# Data about app and page elements
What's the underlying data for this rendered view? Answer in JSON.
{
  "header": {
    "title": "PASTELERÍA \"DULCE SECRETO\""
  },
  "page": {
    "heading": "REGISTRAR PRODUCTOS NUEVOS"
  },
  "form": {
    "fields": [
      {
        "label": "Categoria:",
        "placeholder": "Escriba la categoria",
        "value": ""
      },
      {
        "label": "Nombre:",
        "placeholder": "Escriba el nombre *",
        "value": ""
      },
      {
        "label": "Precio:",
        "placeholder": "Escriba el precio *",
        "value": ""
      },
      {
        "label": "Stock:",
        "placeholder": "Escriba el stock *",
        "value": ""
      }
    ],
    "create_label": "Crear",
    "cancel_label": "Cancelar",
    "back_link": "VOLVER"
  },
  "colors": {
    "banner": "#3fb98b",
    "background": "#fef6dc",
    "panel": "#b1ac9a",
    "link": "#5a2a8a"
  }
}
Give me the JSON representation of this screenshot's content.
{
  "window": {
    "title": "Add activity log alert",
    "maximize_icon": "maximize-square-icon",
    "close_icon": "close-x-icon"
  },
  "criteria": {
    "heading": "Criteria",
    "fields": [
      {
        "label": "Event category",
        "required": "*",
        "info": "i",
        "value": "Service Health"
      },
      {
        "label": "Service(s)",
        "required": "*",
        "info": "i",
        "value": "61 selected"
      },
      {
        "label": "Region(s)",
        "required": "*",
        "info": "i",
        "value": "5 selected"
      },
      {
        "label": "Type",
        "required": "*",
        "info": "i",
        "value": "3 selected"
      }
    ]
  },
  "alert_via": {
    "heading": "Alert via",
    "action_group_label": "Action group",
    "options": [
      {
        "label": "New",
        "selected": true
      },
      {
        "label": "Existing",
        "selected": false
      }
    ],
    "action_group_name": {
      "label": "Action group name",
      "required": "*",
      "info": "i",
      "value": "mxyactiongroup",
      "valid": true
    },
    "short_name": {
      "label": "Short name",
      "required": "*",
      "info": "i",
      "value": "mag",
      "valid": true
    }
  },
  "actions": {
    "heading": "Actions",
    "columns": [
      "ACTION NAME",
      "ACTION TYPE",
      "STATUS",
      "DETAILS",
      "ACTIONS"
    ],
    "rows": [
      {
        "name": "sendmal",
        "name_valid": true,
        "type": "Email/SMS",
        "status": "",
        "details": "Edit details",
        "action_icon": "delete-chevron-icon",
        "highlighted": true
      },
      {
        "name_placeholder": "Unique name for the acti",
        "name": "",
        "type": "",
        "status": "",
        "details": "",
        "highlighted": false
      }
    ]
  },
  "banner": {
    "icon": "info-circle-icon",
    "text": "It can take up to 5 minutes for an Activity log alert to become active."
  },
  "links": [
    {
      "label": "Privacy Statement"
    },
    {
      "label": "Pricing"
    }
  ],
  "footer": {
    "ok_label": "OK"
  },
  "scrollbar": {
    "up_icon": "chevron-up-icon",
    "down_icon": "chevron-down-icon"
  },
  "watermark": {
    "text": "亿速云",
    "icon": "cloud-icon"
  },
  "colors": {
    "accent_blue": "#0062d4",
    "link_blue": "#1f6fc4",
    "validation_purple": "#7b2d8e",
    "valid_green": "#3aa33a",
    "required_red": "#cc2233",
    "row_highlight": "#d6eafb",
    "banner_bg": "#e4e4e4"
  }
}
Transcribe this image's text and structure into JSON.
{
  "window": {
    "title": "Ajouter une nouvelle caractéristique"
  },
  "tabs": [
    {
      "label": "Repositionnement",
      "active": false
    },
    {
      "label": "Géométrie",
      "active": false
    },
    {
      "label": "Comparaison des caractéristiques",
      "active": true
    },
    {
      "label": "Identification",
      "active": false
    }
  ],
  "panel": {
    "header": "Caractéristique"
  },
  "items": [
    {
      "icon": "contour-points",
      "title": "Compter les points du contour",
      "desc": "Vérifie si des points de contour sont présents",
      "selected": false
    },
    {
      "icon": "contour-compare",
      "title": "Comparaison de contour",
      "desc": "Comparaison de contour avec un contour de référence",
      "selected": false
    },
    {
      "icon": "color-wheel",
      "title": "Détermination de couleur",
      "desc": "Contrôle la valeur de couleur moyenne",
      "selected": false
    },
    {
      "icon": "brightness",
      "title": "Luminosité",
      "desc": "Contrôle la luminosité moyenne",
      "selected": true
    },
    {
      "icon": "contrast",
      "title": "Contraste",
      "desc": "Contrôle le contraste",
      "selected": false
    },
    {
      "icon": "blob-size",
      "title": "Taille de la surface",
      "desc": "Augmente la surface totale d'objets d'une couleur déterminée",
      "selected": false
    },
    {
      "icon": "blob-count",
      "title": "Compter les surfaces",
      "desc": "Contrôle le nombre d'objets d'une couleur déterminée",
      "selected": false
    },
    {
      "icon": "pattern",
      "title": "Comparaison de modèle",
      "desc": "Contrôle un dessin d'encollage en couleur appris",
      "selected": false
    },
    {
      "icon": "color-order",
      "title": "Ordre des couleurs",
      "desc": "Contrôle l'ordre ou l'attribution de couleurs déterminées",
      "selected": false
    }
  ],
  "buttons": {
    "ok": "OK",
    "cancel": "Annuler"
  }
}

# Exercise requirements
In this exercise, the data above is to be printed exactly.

# Task result
What's the underlying data for this rendered view? Answer in JSON.
{
  "header": {
    "title": "PASTELERÍA \"DULCE SECRETO\""
  },
  "page": {
    "heading": "REGISTRAR PRODUCTOS NUEVOS"
  },
  "form": {
    "fields": [
      {
        "label": "Categoria:",
        "placeholder": "Escriba la categoria",
        "value": ""
      },
      {
        "label": "Nombre:",
        "placeholder": "Escriba el nombre *",
        "value": ""
      },
      {
        "label": "Precio:",
        "placeholder": "Escriba el precio *",
        "value": ""
      },
      {
        "label": "Stock:",
        "placeholder": "Escriba el stock *",
        "value": ""
      }
    ],
    "create_label": "Crear",
    "cancel_label": "Cancelar",
    "back_link": "VOLVER"
  },
  "colors": {
    "banner": "#3fb98b",
    "background": "#fef6dc",
    "panel": "#b1ac9a",
    "link": "#5a2a8a"
  }
}
Give me the JSON representation of this screenshot's content.
{
  "window": {
    "title": "Add activity log alert",
    "maximize_icon": "maximize-square-icon",
    "close_icon": "close-x-icon"
  },
  "criteria": {
    "heading": "Criteria",
    "fields": [
      {
        "label": "Event category",
        "required": "*",
        "info": "i",
        "value": "Service Health"
      },
      {
        "label": "Service(s)",
        "required": "*",
        "info": "i",
        "value": "61 selected"
      },
      {
        "label": "Region(s)",
        "required": "*",
        "info": "i",
        "value": "5 selected"
      },
      {
        "label": "Type",
        "required": "*",
        "info": "i",
        "value": "3 selected"
      }
    ]
  },
  "alert_via": {
    "heading": "Alert via",
    "action_group_label": "Action group",
    "options": [
      {
        "label": "New",
        "selected": true
      },
      {
        "label": "Existing",
        "selected": false
      }
    ],
    "action_group_name": {
      "label": "Action group name",
      "required": "*",
      "info": "i",
      "value": "mxyactiongroup",
      "valid": true
    },
    "short_name": {
      "label": "Short name",
      "required": "*",
      "info": "i",
      "value": "mag",
      "valid": true
    }
  },
  "actions": {
    "heading": "Actions",
    "columns": [
      "ACTION NAME",
      "ACTION TYPE",
      "STATUS",
      "DETAILS",
      "ACTIONS"
    ],
    "rows": [
      {
        "name": "sendmal",
        "name_valid": true,
        "type": "Email/SMS",
        "status": "",
        "details": "Edit details",
        "action_icon": "delete-chevron-icon",
        "highlighted": true
      },
      {
        "name_placeholder": "Unique name for the acti",
        "name": "",
        "type": "",
        "status": "",
        "details": "",
        "highlighted": false
      }
    ]
  },
  "banner": {
    "icon": "info-circle-icon",
    "text": "It can take up to 5 minutes for an Activity log alert to become active."
  },
  "links": [
    {
      "label": "Privacy Statement"
    },
    {
      "label": "Pricing"
    }
  ],
  "footer": {
    "ok_label": "OK"
  },
  "scrollbar": {
    "up_icon": "chevron-up-icon",
    "down_icon": "chevron-down-icon"
  },
  "watermark": {
    "text": "亿速云",
    "icon": "cloud-icon"
  },
  "colors": {
    "accent_blue": "#0062d4",
    "link_blue": "#1f6fc4",
    "validation_purple": "#7b2d8e",
    "valid_green": "#3aa33a",
    "required_red": "#cc2233",
    "row_highlight": "#d6eafb",
    "banner_bg": "#e4e4e4"
  }
}
Transcribe this image's text and structure into JSON.
{
  "window": {
    "title": "Ajouter une nouvelle caractéristique"
  },
  "tabs": [
    {
      "label": "Repositionnement",
      "active": false
    },
    {
      "label": "Géométrie",
      "active": false
    },
    {
      "label": "Comparaison des caractéristiques",
      "active": true
    },
    {
      "label": "Identification",
      "active": false
    }
  ],
  "panel": {
    "header": "Caractéristique"
  },
  "items": [
    {
      "icon": "contour-points",
      "title": "Compter les points du contour",
      "desc": "Vérifie si des points de contour sont présents",
      "selected": false
    },
    {
      "icon": "contour-compare",
      "title": "Comparaison de contour",
      "desc": "Comparaison de contour avec un contour de référence",
      "selected": false
    },
    {
      "icon": "color-wheel",
      "title": "Détermination de couleur",
      "desc": "Contrôle la valeur de couleur moyenne",
      "selected": false
    },
    {
      "icon": "brightness",
      "title": "Luminosité",
      "desc": "Contrôle la luminosité moyenne",
      "selected": true
    },
    {
      "icon": "contrast",
      "title": "Contraste",
      "desc": "Contrôle le contraste",
      "selected": false
    },
    {
      "icon": "blob-size",
      "title": "Taille de la surface",
      "desc": "Augmente la surface totale d'objets d'une couleur déterminée",
      "selected": false
    },
    {
      "icon": "blob-count",
      "title": "Compter les surfaces",
      "desc": "Contrôle le nombre d'objets d'une couleur déterminée",
      "selected": false
    },
    {
      "icon": "pattern",
      "title": "Comparaison de modèle",
      "desc": "Contrôle un dessin d'encollage en couleur appris",
      "selected": false
    },
    {
      "icon": "color-order",
      "title": "Ordre des couleurs",
      "desc": "Contrôle l'ordre ou l'attribution de couleurs déterminées",
      "selected": false
    }
  ],
  "buttons": {
    "ok": "OK",
    "cancel": "Annuler"
  }
}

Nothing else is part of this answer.